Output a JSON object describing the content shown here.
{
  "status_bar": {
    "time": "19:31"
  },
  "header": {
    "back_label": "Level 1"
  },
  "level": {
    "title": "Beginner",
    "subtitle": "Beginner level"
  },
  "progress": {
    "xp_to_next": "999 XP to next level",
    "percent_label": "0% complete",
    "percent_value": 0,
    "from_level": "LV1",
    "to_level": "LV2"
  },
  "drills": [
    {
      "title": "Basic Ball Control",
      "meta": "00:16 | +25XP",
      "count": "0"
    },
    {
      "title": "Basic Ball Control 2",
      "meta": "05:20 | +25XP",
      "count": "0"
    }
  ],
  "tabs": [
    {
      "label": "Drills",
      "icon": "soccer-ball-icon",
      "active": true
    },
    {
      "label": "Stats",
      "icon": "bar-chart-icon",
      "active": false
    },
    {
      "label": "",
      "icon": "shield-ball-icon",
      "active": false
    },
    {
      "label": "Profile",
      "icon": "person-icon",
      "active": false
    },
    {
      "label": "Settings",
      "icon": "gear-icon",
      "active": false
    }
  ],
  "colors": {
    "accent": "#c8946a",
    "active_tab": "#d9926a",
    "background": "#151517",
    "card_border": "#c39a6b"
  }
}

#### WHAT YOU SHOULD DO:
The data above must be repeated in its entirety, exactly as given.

#### REPLY:
Output a JSON object describing the content shown here.
{
  "status_bar": {
    "time": "19:31"
  },
  "header": {
    "back_label": "Level 1"
  },
  "level": {
    "title": "Beginner",
    "subtitle": "Beginner level"
  },
  "progress": {
    "xp_to_next": "999 XP to next level",
    "percent_label": "0% complete",
    "percent_value": 0,
    "from_level": "LV1",
    "to_level": "LV2"
  },
  "drills": [
    {
      "title": "Basic Ball Control",
      "meta": "00:16 | +25XP",
      "count": "0"
    },
    {
      "title": "Basic Ball Control 2",
      "meta": "05:20 | +25XP",
      "count": "0"
    }
  ],
  "tabs": [
    {
      "label": "Drills",
      "icon": "soccer-ball-icon",
      "active": true
    },
    {
      "label": "Stats",
      "icon": "bar-chart-icon",
      "active": false
    },
    {
      "label": "",
      "icon": "shield-ball-icon",
      "active": false
    },
    {
      "label": "Profile",
      "icon": "person-icon",
      "active": false
    },
    {
      "label": "Settings",
      "icon": "gear-icon",
      "active": false
    }
  ],
  "colors": {
    "accent": "#c8946a",
    "active_tab": "#d9926a",
    "background": "#151517",
    "card_border": "#c39a6b"
  }
}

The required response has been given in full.